» Work request: Among the records below, find the lines with the word "this" and copy them.

» Dataset extract:
--- START ---
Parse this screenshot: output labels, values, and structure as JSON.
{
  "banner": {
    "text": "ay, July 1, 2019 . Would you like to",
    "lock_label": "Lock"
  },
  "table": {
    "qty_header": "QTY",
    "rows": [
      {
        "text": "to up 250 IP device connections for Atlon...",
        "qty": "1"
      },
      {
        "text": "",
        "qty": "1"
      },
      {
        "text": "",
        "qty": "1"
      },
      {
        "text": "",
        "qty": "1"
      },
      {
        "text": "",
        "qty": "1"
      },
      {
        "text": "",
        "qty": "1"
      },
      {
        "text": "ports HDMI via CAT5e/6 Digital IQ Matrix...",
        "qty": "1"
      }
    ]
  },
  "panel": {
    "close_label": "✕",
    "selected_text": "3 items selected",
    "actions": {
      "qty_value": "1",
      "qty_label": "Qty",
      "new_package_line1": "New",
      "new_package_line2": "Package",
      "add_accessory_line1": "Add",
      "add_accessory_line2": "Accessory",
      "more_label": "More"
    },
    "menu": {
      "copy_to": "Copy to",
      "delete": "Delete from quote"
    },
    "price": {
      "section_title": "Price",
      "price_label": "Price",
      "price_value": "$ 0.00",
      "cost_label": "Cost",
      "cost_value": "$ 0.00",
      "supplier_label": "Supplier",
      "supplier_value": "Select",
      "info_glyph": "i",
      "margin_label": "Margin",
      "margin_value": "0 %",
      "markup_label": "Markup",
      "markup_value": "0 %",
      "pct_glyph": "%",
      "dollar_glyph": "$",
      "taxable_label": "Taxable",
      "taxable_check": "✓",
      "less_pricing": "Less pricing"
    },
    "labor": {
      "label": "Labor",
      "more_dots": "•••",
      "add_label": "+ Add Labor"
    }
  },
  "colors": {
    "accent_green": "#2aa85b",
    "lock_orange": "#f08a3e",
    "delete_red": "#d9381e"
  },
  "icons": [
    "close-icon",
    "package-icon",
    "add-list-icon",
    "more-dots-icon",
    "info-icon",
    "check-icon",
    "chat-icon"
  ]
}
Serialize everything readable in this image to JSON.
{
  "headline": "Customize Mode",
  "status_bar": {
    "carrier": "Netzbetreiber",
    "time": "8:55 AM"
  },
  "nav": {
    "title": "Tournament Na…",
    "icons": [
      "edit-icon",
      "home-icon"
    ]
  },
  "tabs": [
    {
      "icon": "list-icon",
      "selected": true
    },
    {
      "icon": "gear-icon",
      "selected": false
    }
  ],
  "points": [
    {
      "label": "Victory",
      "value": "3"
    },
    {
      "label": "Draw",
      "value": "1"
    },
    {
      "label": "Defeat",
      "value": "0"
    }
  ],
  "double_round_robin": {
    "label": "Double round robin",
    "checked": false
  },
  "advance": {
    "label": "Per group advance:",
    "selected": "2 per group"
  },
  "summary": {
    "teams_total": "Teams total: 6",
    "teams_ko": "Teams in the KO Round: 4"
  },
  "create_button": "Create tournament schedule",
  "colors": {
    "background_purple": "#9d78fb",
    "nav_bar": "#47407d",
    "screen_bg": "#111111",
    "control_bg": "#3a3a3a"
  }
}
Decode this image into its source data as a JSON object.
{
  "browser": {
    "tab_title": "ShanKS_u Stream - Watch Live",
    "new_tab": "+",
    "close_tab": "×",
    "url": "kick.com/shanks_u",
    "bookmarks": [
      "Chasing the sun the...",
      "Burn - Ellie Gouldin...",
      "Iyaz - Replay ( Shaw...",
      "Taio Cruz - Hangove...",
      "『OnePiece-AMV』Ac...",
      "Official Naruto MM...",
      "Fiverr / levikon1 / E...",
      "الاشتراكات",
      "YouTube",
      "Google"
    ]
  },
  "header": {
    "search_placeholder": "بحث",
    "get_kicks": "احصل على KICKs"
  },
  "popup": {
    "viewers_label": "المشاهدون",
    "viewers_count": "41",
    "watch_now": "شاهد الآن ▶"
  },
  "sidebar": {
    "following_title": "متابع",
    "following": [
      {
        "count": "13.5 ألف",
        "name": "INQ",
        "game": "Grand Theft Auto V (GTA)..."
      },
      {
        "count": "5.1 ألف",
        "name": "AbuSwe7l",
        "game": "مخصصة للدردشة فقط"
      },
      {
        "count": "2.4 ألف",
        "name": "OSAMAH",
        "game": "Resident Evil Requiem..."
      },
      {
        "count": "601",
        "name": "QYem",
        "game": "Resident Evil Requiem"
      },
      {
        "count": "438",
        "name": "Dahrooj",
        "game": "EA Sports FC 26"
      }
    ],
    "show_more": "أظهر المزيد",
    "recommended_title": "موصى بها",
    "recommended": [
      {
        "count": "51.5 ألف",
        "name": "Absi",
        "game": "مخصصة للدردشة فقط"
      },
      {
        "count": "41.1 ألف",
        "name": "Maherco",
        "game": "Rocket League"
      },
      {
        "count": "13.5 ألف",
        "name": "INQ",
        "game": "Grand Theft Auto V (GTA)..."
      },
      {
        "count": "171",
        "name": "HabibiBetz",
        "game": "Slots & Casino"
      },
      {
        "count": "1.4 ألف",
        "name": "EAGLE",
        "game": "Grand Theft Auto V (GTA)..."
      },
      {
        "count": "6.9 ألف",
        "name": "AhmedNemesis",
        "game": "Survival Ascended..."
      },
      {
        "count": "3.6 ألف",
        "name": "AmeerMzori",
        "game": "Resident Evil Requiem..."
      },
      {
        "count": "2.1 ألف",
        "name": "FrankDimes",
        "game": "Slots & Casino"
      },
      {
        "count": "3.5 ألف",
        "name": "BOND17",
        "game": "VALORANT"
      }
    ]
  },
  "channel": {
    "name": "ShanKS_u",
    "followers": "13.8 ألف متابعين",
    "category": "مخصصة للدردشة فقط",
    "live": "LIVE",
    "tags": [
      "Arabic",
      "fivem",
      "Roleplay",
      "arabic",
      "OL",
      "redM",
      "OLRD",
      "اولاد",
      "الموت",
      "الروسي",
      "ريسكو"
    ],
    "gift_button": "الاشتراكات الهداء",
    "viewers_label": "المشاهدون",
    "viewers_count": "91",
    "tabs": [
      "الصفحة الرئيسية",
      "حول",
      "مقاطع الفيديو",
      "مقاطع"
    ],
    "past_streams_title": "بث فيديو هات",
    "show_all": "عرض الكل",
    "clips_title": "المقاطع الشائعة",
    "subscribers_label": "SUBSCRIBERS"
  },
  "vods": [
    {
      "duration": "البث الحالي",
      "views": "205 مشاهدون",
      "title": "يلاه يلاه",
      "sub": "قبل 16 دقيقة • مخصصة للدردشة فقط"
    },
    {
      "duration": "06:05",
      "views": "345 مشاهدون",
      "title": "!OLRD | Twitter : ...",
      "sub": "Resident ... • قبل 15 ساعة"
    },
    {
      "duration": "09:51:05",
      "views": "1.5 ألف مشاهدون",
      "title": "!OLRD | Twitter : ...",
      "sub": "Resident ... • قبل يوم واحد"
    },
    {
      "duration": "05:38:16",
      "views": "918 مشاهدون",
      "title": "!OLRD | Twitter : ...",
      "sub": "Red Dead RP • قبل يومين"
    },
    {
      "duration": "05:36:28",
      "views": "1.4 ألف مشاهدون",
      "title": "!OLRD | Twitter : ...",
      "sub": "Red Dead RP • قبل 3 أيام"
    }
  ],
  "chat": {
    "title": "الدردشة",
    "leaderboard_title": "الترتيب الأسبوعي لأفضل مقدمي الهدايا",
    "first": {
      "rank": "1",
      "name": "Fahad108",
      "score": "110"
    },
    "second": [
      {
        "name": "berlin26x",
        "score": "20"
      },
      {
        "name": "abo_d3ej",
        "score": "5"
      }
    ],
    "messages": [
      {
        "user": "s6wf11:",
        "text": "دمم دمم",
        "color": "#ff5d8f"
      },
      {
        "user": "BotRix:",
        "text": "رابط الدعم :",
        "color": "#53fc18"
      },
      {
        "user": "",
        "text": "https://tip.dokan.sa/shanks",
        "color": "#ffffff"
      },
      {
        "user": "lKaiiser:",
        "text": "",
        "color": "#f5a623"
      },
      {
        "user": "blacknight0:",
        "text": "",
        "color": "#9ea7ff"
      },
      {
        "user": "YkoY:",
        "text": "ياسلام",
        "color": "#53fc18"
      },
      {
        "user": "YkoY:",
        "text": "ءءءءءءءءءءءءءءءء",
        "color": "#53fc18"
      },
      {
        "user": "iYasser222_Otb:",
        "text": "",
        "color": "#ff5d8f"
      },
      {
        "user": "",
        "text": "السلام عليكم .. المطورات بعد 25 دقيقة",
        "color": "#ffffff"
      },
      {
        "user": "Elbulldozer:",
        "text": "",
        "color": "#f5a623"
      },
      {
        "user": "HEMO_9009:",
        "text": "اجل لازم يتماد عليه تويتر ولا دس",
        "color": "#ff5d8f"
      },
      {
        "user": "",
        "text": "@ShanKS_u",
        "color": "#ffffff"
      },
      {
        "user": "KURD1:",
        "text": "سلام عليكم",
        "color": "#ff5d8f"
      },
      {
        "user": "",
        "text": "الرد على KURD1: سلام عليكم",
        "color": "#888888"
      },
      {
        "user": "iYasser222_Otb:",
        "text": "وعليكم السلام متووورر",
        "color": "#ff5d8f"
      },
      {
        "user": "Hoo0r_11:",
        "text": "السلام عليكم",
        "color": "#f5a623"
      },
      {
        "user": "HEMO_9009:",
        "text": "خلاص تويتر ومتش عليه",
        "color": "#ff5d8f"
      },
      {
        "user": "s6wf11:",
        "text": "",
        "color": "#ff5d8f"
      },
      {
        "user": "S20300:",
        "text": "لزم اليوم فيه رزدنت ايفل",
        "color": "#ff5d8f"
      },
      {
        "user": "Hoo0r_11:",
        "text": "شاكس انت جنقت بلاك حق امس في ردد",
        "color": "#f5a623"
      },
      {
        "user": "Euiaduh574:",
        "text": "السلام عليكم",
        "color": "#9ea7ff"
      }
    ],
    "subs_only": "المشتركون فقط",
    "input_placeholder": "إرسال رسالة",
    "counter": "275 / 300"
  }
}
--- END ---
» Exercise response:
Parse this screenshot: output labels, values, and structure as JSON.
Serialize everything readable in this image to JSON.
Decode this image into its source data as a JSON object.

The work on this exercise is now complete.